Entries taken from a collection
○ ○ ○

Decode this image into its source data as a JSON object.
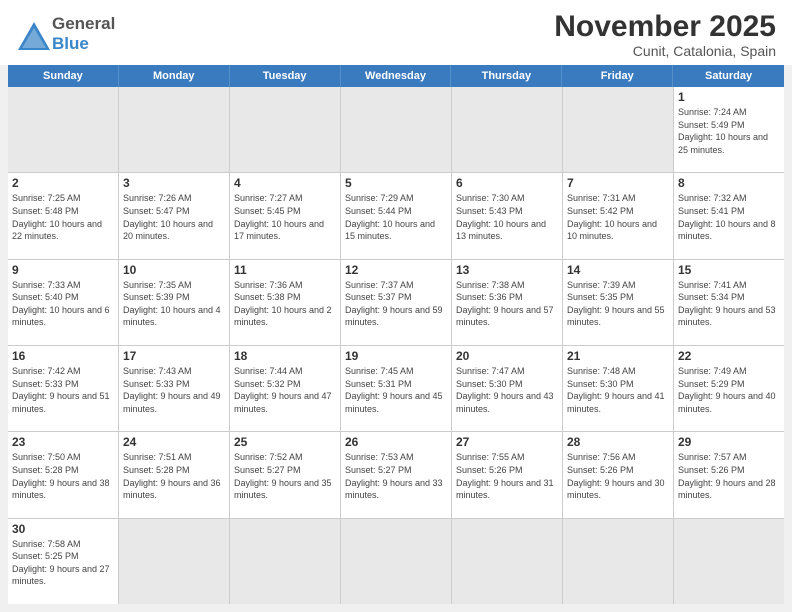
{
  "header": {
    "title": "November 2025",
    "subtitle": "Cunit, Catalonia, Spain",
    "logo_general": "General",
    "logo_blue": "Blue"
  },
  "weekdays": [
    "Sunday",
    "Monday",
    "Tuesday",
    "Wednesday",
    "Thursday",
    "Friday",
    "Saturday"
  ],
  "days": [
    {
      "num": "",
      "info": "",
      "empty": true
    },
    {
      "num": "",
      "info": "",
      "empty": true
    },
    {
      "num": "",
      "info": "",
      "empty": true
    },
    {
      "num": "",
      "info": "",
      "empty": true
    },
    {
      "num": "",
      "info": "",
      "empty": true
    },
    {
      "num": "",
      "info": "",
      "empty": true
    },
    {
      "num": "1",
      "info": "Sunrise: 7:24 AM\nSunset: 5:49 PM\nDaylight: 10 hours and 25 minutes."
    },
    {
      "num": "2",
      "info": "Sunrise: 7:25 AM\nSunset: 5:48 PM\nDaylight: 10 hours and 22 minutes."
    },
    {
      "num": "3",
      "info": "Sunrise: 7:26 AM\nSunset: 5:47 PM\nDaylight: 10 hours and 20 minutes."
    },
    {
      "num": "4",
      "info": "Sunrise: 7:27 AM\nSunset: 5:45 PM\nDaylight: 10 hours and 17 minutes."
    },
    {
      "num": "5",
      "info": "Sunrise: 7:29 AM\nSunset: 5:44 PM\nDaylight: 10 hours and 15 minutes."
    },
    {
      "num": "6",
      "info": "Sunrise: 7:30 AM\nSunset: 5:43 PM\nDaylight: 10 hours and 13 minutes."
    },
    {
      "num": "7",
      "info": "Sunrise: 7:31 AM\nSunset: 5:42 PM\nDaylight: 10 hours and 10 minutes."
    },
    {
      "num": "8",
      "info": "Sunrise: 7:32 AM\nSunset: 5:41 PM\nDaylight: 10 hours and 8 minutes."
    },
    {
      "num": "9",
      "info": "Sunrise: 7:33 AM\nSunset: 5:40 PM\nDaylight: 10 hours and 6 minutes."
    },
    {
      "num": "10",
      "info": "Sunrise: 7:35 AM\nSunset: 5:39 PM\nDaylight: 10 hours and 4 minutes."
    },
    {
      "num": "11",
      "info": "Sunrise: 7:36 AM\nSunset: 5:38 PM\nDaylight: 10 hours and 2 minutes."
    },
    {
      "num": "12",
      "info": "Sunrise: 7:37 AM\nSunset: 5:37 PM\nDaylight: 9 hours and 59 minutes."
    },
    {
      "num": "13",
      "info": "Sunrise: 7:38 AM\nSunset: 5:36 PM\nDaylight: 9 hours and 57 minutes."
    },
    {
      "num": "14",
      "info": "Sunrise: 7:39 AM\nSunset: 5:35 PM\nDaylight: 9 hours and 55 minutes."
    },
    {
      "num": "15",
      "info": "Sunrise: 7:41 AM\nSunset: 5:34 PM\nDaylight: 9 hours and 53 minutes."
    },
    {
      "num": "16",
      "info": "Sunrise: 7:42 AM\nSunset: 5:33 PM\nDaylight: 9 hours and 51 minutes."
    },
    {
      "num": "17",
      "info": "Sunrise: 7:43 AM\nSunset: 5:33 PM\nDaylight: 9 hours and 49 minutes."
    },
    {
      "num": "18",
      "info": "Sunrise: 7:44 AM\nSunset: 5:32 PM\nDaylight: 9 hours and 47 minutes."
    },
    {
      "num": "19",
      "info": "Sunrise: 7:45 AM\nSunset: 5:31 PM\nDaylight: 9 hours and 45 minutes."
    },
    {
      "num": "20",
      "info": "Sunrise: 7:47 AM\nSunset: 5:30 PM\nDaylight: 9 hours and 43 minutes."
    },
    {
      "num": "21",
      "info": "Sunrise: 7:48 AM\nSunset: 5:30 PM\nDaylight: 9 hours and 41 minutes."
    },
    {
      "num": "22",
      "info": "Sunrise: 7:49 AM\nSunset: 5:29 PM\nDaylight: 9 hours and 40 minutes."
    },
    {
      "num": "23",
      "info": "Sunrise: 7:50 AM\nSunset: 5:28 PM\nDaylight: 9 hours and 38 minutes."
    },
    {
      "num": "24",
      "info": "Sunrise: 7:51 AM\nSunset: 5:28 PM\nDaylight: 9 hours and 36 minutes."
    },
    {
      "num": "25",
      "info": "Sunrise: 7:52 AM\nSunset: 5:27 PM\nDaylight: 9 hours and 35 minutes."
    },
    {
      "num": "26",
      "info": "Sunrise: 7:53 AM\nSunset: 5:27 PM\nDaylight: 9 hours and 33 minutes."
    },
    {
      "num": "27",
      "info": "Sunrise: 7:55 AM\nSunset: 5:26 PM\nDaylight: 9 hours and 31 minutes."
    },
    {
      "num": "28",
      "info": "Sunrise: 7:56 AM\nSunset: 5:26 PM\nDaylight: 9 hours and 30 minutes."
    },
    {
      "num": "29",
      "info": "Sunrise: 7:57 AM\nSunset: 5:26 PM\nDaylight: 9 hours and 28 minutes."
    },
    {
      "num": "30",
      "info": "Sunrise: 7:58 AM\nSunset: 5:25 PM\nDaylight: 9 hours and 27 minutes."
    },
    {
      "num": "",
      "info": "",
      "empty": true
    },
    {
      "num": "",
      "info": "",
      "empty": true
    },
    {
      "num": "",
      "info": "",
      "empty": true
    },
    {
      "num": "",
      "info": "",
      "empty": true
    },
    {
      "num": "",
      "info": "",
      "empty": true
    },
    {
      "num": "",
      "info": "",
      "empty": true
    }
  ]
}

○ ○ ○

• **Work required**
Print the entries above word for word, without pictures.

• **Result of this exercise**
Decode this image into its source data as a JSON object.
{
  "header": {
    "title": "November 2025",
    "subtitle": "Cunit, Catalonia, Spain",
    "logo_general": "General",
    "logo_blue": "Blue"
  },
  "weekdays": [
    "Sunday",
    "Monday",
    "Tuesday",
    "Wednesday",
    "Thursday",
    "Friday",
    "Saturday"
  ],
  "days": [
    {
      "num": "",
      "info": "",
      "empty": true
    },
    {
      "num": "",
      "info": "",
      "empty": true
    },
    {
      "num": "",
      "info": "",
      "empty": true
    },
    {
      "num": "",
      "info": "",
      "empty": true
    },
    {
      "num": "",
      "info": "",
      "empty": true
    },
    {
      "num": "",
      "info": "",
      "empty": true
    },
    {
      "num": "1",
      "info": "Sunrise: 7:24 AM\nSunset: 5:49 PM\nDaylight: 10 hours and 25 minutes."
    },
    {
      "num": "2",
      "info": "Sunrise: 7:25 AM\nSunset: 5:48 PM\nDaylight: 10 hours and 22 minutes."
    },
    {
      "num": "3",
      "info": "Sunrise: 7:26 AM\nSunset: 5:47 PM\nDaylight: 10 hours and 20 minutes."
    },
    {
      "num": "4",
      "info": "Sunrise: 7:27 AM\nSunset: 5:45 PM\nDaylight: 10 hours and 17 minutes."
    },
    {
      "num": "5",
      "info": "Sunrise: 7:29 AM\nSunset: 5:44 PM\nDaylight: 10 hours and 15 minutes."
    },
    {
      "num": "6",
      "info": "Sunrise: 7:30 AM\nSunset: 5:43 PM\nDaylight: 10 hours and 13 minutes."
    },
    {
      "num": "7",
      "info": "Sunrise: 7:31 AM\nSunset: 5:42 PM\nDaylight: 10 hours and 10 minutes."
    },
    {
      "num": "8",
      "info": "Sunrise: 7:32 AM\nSunset: 5:41 PM\nDaylight: 10 hours and 8 minutes."
    },
    {
      "num": "9",
      "info": "Sunrise: 7:33 AM\nSunset: 5:40 PM\nDaylight: 10 hours and 6 minutes."
    },
    {
      "num": "10",
      "info": "Sunrise: 7:35 AM\nSunset: 5:39 PM\nDaylight: 10 hours and 4 minutes."
    },
    {
      "num": "11",
      "info": "Sunrise: 7:36 AM\nSunset: 5:38 PM\nDaylight: 10 hours and 2 minutes."
    },
    {
      "num": "12",
      "info": "Sunrise: 7:37 AM\nSunset: 5:37 PM\nDaylight: 9 hours and 59 minutes."
    },
    {
      "num": "13",
      "info": "Sunrise: 7:38 AM\nSunset: 5:36 PM\nDaylight: 9 hours and 57 minutes."
    },
    {
      "num": "14",
      "info": "Sunrise: 7:39 AM\nSunset: 5:35 PM\nDaylight: 9 hours and 55 minutes."
    },
    {
      "num": "15",
      "info": "Sunrise: 7:41 AM\nSunset: 5:34 PM\nDaylight: 9 hours and 53 minutes."
    },
    {
      "num": "16",
      "info": "Sunrise: 7:42 AM\nSunset: 5:33 PM\nDaylight: 9 hours and 51 minutes."
    },
    {
      "num": "17",
      "info": "Sunrise: 7:43 AM\nSunset: 5:33 PM\nDaylight: 9 hours and 49 minutes."
    },
    {
      "num": "18",
      "info": "Sunrise: 7:44 AM\nSunset: 5:32 PM\nDaylight: 9 hours and 47 minutes."
    },
    {
      "num": "19",
      "info": "Sunrise: 7:45 AM\nSunset: 5:31 PM\nDaylight: 9 hours and 45 minutes."
    },
    {
      "num": "20",
      "info": "Sunrise: 7:47 AM\nSunset: 5:30 PM\nDaylight: 9 hours and 43 minutes."
    },
    {
      "num": "21",
      "info": "Sunrise: 7:48 AM\nSunset: 5:30 PM\nDaylight: 9 hours and 41 minutes."
    },
    {
      "num": "22",
      "info": "Sunrise: 7:49 AM\nSunset: 5:29 PM\nDaylight: 9 hours and 40 minutes."
    },
    {
      "num": "23",
      "info": "Sunrise: 7:50 AM\nSunset: 5:28 PM\nDaylight: 9 hours and 38 minutes."
    },
    {
      "num": "24",
      "info": "Sunrise: 7:51 AM\nSunset: 5:28 PM\nDaylight: 9 hours and 36 minutes."
    },
    {
      "num": "25",
      "info": "Sunrise: 7:52 AM\nSunset: 5:27 PM\nDaylight: 9 hours and 35 minutes."
    },
    {
      "num": "26",
      "info": "Sunrise: 7:53 AM\nSunset: 5:27 PM\nDaylight: 9 hours and 33 minutes."
    },
    {
      "num": "27",
      "info": "Sunrise: 7:55 AM\nSunset: 5:26 PM\nDaylight: 9 hours and 31 minutes."
    },
    {
      "num": "28",
      "info": "Sunrise: 7:56 AM\nSunset: 5:26 PM\nDaylight: 9 hours and 30 minutes."
    },
    {
      "num": "29",
      "info": "Sunrise: 7:57 AM\nSunset: 5:26 PM\nDaylight: 9 hours and 28 minutes."
    },
    {
      "num": "30",
      "info": "Sunrise: 7:58 AM\nSunset: 5:25 PM\nDaylight: 9 hours and 27 minutes."
    },
    {
      "num": "",
      "info": "",
      "empty": true
    },
    {
      "num": "",
      "info": "",
      "empty": true
    },
    {
      "num": "",
      "info": "",
      "empty": true
    },
    {
      "num": "",
      "info": "",
      "empty": true
    },
    {
      "num": "",
      "info": "",
      "empty": true
    },
    {
      "num": "",
      "info": "",
      "empty": true
    }
  ]
}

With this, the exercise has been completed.